» **To do**: Your job is to retype all of the data word for word, leaving every image out.
==== Extracted information ====
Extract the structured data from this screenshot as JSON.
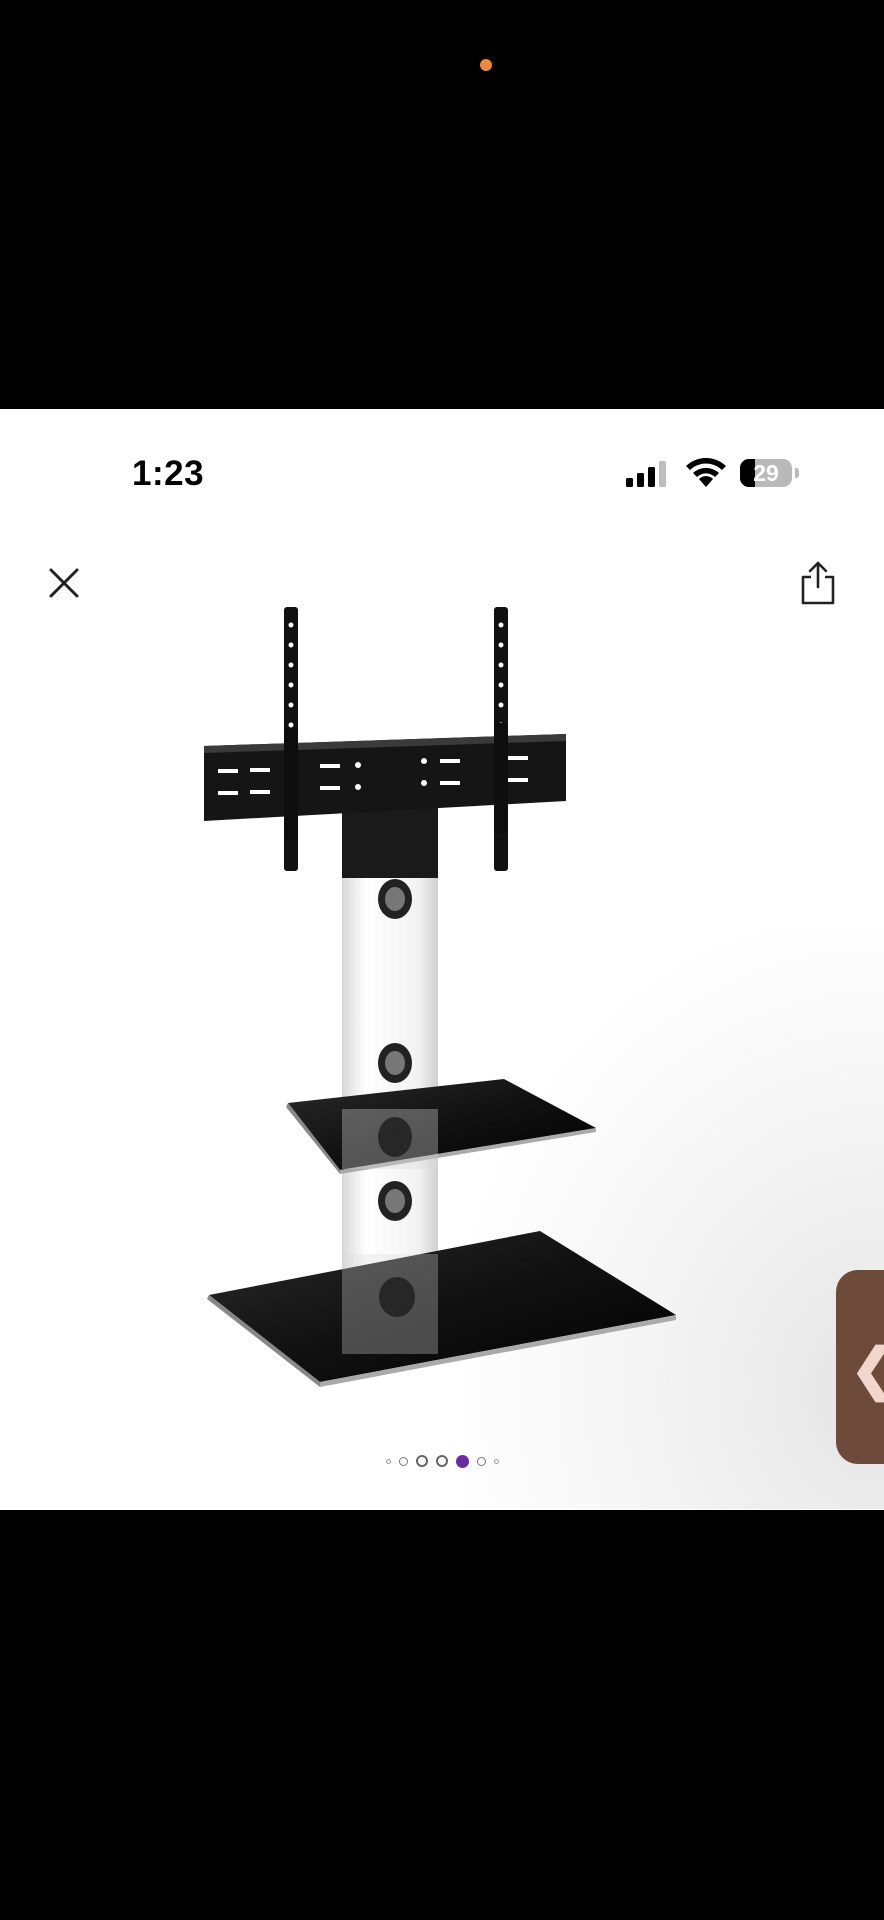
{
  "status_bar": {
    "time": "1:23",
    "battery_percent": "29",
    "battery_level": 0.29
  },
  "toolbar": {
    "close_icon": "close-icon",
    "share_icon": "share-icon"
  },
  "gallery": {
    "image_subject": "tv-stand-product-image",
    "page_count": 7,
    "current_page": 5,
    "active_dot_color": "#6a2ca0"
  },
  "side_handle": {
    "icon": "chevron-left-icon",
    "glyph": "❮",
    "color": "#6e4a3a"
  },
  "camera_indicator_color": "#f0883a"
}
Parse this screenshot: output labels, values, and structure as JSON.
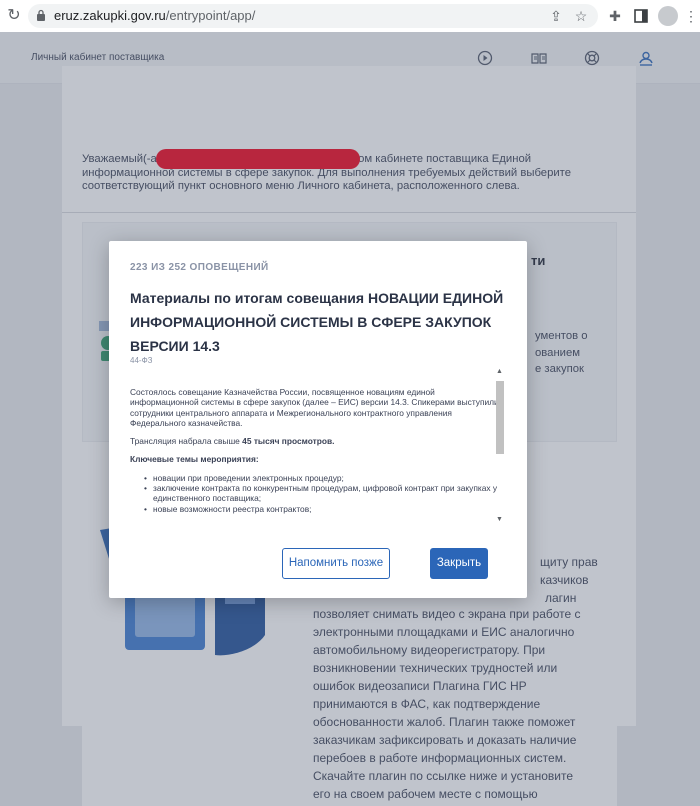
{
  "browser": {
    "url_host": "eruz.zakupki.gov.ru",
    "url_path": "/entrypoint/app/"
  },
  "header": {
    "cabinet_title": "Личный кабинет поставщика"
  },
  "page": {
    "welcome_text": "Уважаемый(-ая) Вы успешно авторизовались в личном кабинете поставщика Единой информационной системы в сфере закупок. Для выполнения требуемых действий выберите соответствующий пункт основного меню Личного кабинета, расположенного слева.",
    "fragment_right_title": "ти",
    "fragment_lines": [
      "ументов о",
      "ованием",
      "е закупок"
    ],
    "fragment_rights": "щиту прав",
    "fragment_customers": "казчиков",
    "fragment_plugin": "лагин",
    "plugin_text": "позволяет снимать видео с экрана при работе с электронными площадками и ЕИС аналогично автомобильному видеорегистратору. При возникновении технических трудностей или ошибок видеозаписи Плагина ГИС НР принимаются в ФАС, как подтверждение обоснованности жалоб. Плагин также поможет заказчикам зафиксировать и доказать наличие перебоев в работе информационных систем. Скачайте плагин по ссылке ниже и установите его на своем рабочем месте с помощью мастера установки."
  },
  "modal": {
    "counter": "223 ИЗ 252 ОПОВЕЩЕНИЙ",
    "title": "Материалы по итогам совещания НОВАЦИИ ЕДИНОЙ ИНФОРМАЦИОННОЙ СИСТЕМЫ В СФЕРЕ ЗАКУПОК ВЕРСИИ 14.3",
    "law": "44-ФЗ",
    "paragraph1": "Состоялось совещание Казначейства России, посвященное новациям единой информационной системы в сфере закупок (далее – ЕИС) версии 14.3. Спикерами выступили сотрудники центрального аппарата и Межрегионального контрактного управления Федерального казначейства.",
    "views_prefix": "Трансляция набрала свыше ",
    "views_bold": "45 тысяч просмотров.",
    "topics_heading": "Ключевые темы мероприятия:",
    "topics": [
      "новации при проведении электронных процедур;",
      "заключение контракта по конкурентным процедурам, цифровой контракт при закупках у единственного поставщика;",
      "новые возможности реестра контрактов;"
    ],
    "remind_label": "Напомнить позже",
    "close_label": "Закрыть"
  }
}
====
» **Answer for the task**:
Extract the structured data from this screenshot as JSON.
{
  "status_bar": {
    "time": "1:23",
    "battery_percent": "29",
    "battery_level": 0.29
  },
  "toolbar": {
    "close_icon": "close-icon",
    "share_icon": "share-icon"
  },
  "gallery": {
    "image_subject": "tv-stand-product-image",
    "page_count": 7,
    "current_page": 5,
    "active_dot_color": "#6a2ca0"
  },
  "side_handle": {
    "icon": "chevron-left-icon",
    "glyph": "❮",
    "color": "#6e4a3a"
  },
  "camera_indicator_color": "#f0883a"
}
Parse this screenshot: output labels, values, and structure as JSON.
{
  "browser": {
    "url_host": "eruz.zakupki.gov.ru",
    "url_path": "/entrypoint/app/"
  },
  "header": {
    "cabinet_title": "Личный кабинет поставщика"
  },
  "page": {
    "welcome_text": "Уважаемый(-ая) Вы успешно авторизовались в личном кабинете поставщика Единой информационной системы в сфере закупок. Для выполнения требуемых действий выберите соответствующий пункт основного меню Личного кабинета, расположенного слева.",
    "fragment_right_title": "ти",
    "fragment_lines": [
      "ументов о",
      "ованием",
      "е закупок"
    ],
    "fragment_rights": "щиту прав",
    "fragment_customers": "казчиков",
    "fragment_plugin": "лагин",
    "plugin_text": "позволяет снимать видео с экрана при работе с электронными площадками и ЕИС аналогично автомобильному видеорегистратору. При возникновении технических трудностей или ошибок видеозаписи Плагина ГИС НР принимаются в ФАС, как подтверждение обоснованности жалоб. Плагин также поможет заказчикам зафиксировать и доказать наличие перебоев в работе информационных систем. Скачайте плагин по ссылке ниже и установите его на своем рабочем месте с помощью мастера установки."
  },
  "modal": {
    "counter": "223 ИЗ 252 ОПОВЕЩЕНИЙ",
    "title": "Материалы по итогам совещания НОВАЦИИ ЕДИНОЙ ИНФОРМАЦИОННОЙ СИСТЕМЫ В СФЕРЕ ЗАКУПОК ВЕРСИИ 14.3",
    "law": "44-ФЗ",
    "paragraph1": "Состоялось совещание Казначейства России, посвященное новациям единой информационной системы в сфере закупок (далее – ЕИС) версии 14.3. Спикерами выступили сотрудники центрального аппарата и Межрегионального контрактного управления Федерального казначейства.",
    "views_prefix": "Трансляция набрала свыше ",
    "views_bold": "45 тысяч просмотров.",
    "topics_heading": "Ключевые темы мероприятия:",
    "topics": [
      "новации при проведении электронных процедур;",
      "заключение контракта по конкурентным процедурам, цифровой контракт при закупках у единственного поставщика;",
      "новые возможности реестра контрактов;"
    ],
    "remind_label": "Напомнить позже",
    "close_label": "Закрыть"
  }
}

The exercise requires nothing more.